| Task details |
I would like you to print all the records below exactly as they are.
------------------------------------
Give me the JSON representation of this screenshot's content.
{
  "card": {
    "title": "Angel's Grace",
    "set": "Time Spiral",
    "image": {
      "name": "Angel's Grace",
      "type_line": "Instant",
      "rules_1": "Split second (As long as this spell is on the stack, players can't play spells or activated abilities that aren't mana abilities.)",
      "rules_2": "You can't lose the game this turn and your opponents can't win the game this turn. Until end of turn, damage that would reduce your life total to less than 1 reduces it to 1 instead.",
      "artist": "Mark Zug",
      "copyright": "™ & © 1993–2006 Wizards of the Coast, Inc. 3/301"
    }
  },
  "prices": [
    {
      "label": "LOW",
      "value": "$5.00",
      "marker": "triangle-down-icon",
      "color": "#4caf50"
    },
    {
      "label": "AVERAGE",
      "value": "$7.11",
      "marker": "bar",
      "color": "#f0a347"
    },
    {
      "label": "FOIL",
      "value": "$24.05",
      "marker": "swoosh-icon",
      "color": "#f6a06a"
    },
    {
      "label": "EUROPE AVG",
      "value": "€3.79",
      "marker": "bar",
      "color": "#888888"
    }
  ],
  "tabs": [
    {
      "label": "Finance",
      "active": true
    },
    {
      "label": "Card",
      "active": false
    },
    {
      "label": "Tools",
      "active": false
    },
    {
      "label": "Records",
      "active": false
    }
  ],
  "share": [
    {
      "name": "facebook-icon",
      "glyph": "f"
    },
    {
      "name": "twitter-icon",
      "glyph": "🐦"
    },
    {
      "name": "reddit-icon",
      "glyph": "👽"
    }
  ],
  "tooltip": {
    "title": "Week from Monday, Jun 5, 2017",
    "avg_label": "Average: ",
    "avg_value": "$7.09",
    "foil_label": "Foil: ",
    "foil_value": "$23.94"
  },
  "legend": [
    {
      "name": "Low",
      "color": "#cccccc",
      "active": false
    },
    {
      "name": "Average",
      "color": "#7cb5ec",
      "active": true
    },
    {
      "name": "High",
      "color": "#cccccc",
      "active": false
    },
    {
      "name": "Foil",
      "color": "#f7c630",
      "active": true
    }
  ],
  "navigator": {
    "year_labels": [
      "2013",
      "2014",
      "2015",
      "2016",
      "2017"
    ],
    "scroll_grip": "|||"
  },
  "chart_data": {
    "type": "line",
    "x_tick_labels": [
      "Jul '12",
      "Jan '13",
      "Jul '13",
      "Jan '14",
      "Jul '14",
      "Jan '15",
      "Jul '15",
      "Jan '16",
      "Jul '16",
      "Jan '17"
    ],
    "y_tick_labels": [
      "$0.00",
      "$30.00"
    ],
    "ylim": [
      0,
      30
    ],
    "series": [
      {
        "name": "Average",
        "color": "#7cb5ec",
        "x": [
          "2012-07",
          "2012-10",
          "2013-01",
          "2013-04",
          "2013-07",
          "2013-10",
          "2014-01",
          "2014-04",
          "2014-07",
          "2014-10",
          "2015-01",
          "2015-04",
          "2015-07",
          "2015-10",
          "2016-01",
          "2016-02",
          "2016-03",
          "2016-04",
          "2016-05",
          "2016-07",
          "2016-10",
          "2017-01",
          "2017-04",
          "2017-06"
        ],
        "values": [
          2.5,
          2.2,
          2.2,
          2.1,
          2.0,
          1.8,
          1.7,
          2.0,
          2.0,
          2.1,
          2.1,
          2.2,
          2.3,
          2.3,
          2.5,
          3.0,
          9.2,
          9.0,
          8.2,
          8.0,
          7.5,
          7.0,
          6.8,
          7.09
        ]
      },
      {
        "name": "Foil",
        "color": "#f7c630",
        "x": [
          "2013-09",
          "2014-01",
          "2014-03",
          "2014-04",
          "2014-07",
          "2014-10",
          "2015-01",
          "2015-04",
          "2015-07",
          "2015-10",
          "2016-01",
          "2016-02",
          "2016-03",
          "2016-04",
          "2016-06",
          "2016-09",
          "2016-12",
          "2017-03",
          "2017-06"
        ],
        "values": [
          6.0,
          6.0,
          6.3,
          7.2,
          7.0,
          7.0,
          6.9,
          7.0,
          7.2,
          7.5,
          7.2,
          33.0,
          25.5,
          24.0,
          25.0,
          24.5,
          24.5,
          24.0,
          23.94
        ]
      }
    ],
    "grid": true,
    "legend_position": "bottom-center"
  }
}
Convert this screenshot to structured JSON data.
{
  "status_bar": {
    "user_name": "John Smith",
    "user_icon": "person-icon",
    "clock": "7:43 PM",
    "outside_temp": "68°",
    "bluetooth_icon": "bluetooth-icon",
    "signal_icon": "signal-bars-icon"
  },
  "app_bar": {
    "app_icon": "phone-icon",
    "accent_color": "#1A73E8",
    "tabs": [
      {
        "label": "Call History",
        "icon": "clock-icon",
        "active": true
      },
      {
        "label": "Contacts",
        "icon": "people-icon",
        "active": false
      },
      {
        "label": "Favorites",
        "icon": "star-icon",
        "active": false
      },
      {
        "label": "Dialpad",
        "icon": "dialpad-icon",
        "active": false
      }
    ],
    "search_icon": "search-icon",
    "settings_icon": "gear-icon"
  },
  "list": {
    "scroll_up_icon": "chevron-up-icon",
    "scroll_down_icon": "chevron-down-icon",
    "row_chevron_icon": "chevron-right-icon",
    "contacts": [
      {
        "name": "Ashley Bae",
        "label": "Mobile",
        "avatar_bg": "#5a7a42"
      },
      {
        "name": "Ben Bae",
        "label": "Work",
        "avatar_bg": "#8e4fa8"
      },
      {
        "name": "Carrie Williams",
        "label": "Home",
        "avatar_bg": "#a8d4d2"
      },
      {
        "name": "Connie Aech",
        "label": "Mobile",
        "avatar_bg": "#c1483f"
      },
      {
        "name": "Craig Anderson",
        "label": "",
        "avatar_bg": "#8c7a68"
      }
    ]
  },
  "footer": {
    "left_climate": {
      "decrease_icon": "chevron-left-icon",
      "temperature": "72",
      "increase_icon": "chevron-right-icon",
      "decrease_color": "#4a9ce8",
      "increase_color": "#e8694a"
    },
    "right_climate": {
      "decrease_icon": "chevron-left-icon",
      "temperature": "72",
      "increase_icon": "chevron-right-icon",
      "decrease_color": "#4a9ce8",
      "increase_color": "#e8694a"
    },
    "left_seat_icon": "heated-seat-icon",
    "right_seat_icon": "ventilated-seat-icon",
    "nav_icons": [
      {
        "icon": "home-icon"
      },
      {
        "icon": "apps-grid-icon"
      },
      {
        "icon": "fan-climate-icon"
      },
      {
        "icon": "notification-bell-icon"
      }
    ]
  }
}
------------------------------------
| Output below |
Give me the JSON representation of this screenshot's content.
{
  "card": {
    "title": "Angel's Grace",
    "set": "Time Spiral",
    "image": {
      "name": "Angel's Grace",
      "type_line": "Instant",
      "rules_1": "Split second (As long as this spell is on the stack, players can't play spells or activated abilities that aren't mana abilities.)",
      "rules_2": "You can't lose the game this turn and your opponents can't win the game this turn. Until end of turn, damage that would reduce your life total to less than 1 reduces it to 1 instead.",
      "artist": "Mark Zug",
      "copyright": "™ & © 1993–2006 Wizards of the Coast, Inc. 3/301"
    }
  },
  "prices": [
    {
      "label": "LOW",
      "value": "$5.00",
      "marker": "triangle-down-icon",
      "color": "#4caf50"
    },
    {
      "label": "AVERAGE",
      "value": "$7.11",
      "marker": "bar",
      "color": "#f0a347"
    },
    {
      "label": "FOIL",
      "value": "$24.05",
      "marker": "swoosh-icon",
      "color": "#f6a06a"
    },
    {
      "label": "EUROPE AVG",
      "value": "€3.79",
      "marker": "bar",
      "color": "#888888"
    }
  ],
  "tabs": [
    {
      "label": "Finance",
      "active": true
    },
    {
      "label": "Card",
      "active": false
    },
    {
      "label": "Tools",
      "active": false
    },
    {
      "label": "Records",
      "active": false
    }
  ],
  "share": [
    {
      "name": "facebook-icon",
      "glyph": "f"
    },
    {
      "name": "twitter-icon",
      "glyph": "🐦"
    },
    {
      "name": "reddit-icon",
      "glyph": "👽"
    }
  ],
  "tooltip": {
    "title": "Week from Monday, Jun 5, 2017",
    "avg_label": "Average: ",
    "avg_value": "$7.09",
    "foil_label": "Foil: ",
    "foil_value": "$23.94"
  },
  "legend": [
    {
      "name": "Low",
      "color": "#cccccc",
      "active": false
    },
    {
      "name": "Average",
      "color": "#7cb5ec",
      "active": true
    },
    {
      "name": "High",
      "color": "#cccccc",
      "active": false
    },
    {
      "name": "Foil",
      "color": "#f7c630",
      "active": true
    }
  ],
  "navigator": {
    "year_labels": [
      "2013",
      "2014",
      "2015",
      "2016",
      "2017"
    ],
    "scroll_grip": "|||"
  },
  "chart_data": {
    "type": "line",
    "x_tick_labels": [
      "Jul '12",
      "Jan '13",
      "Jul '13",
      "Jan '14",
      "Jul '14",
      "Jan '15",
      "Jul '15",
      "Jan '16",
      "Jul '16",
      "Jan '17"
    ],
    "y_tick_labels": [
      "$0.00",
      "$30.00"
    ],
    "ylim": [
      0,
      30
    ],
    "series": [
      {
        "name": "Average",
        "color": "#7cb5ec",
        "x": [
          "2012-07",
          "2012-10",
          "2013-01",
          "2013-04",
          "2013-07",
          "2013-10",
          "2014-01",
          "2014-04",
          "2014-07",
          "2014-10",
          "2015-01",
          "2015-04",
          "2015-07",
          "2015-10",
          "2016-01",
          "2016-02",
          "2016-03",
          "2016-04",
          "2016-05",
          "2016-07",
          "2016-10",
          "2017-01",
          "2017-04",
          "2017-06"
        ],
        "values": [
          2.5,
          2.2,
          2.2,
          2.1,
          2.0,
          1.8,
          1.7,
          2.0,
          2.0,
          2.1,
          2.1,
          2.2,
          2.3,
          2.3,
          2.5,
          3.0,
          9.2,
          9.0,
          8.2,
          8.0,
          7.5,
          7.0,
          6.8,
          7.09
        ]
      },
      {
        "name": "Foil",
        "color": "#f7c630",
        "x": [
          "2013-09",
          "2014-01",
          "2014-03",
          "2014-04",
          "2014-07",
          "2014-10",
          "2015-01",
          "2015-04",
          "2015-07",
          "2015-10",
          "2016-01",
          "2016-02",
          "2016-03",
          "2016-04",
          "2016-06",
          "2016-09",
          "2016-12",
          "2017-03",
          "2017-06"
        ],
        "values": [
          6.0,
          6.0,
          6.3,
          7.2,
          7.0,
          7.0,
          6.9,
          7.0,
          7.2,
          7.5,
          7.2,
          33.0,
          25.5,
          24.0,
          25.0,
          24.5,
          24.5,
          24.0,
          23.94
        ]
      }
    ],
    "grid": true,
    "legend_position": "bottom-center"
  }
}
Convert this screenshot to structured JSON data.
{
  "status_bar": {
    "user_name": "John Smith",
    "user_icon": "person-icon",
    "clock": "7:43 PM",
    "outside_temp": "68°",
    "bluetooth_icon": "bluetooth-icon",
    "signal_icon": "signal-bars-icon"
  },
  "app_bar": {
    "app_icon": "phone-icon",
    "accent_color": "#1A73E8",
    "tabs": [
      {
        "label": "Call History",
        "icon": "clock-icon",
        "active": true
      },
      {
        "label": "Contacts",
        "icon": "people-icon",
        "active": false
      },
      {
        "label": "Favorites",
        "icon": "star-icon",
        "active": false
      },
      {
        "label": "Dialpad",
        "icon": "dialpad-icon",
        "active": false
      }
    ],
    "search_icon": "search-icon",
    "settings_icon": "gear-icon"
  },
  "list": {
    "scroll_up_icon": "chevron-up-icon",
    "scroll_down_icon": "chevron-down-icon",
    "row_chevron_icon": "chevron-right-icon",
    "contacts": [
      {
        "name": "Ashley Bae",
        "label": "Mobile",
        "avatar_bg": "#5a7a42"
      },
      {
        "name": "Ben Bae",
        "label": "Work",
        "avatar_bg": "#8e4fa8"
      },
      {
        "name": "Carrie Williams",
        "label": "Home",
        "avatar_bg": "#a8d4d2"
      },
      {
        "name": "Connie Aech",
        "label": "Mobile",
        "avatar_bg": "#c1483f"
      },
      {
        "name": "Craig Anderson",
        "label": "",
        "avatar_bg": "#8c7a68"
      }
    ]
  },
  "footer": {
    "left_climate": {
      "decrease_icon": "chevron-left-icon",
      "temperature": "72",
      "increase_icon": "chevron-right-icon",
      "decrease_color": "#4a9ce8",
      "increase_color": "#e8694a"
    },
    "right_climate": {
      "decrease_icon": "chevron-left-icon",
      "temperature": "72",
      "increase_icon": "chevron-right-icon",
      "decrease_color": "#4a9ce8",
      "increase_color": "#e8694a"
    },
    "left_seat_icon": "heated-seat-icon",
    "right_seat_icon": "ventilated-seat-icon",
    "nav_icons": [
      {
        "icon": "home-icon"
      },
      {
        "icon": "apps-grid-icon"
      },
      {
        "icon": "fan-climate-icon"
      },
      {
        "icon": "notification-bell-icon"
      }
    ]
  }
}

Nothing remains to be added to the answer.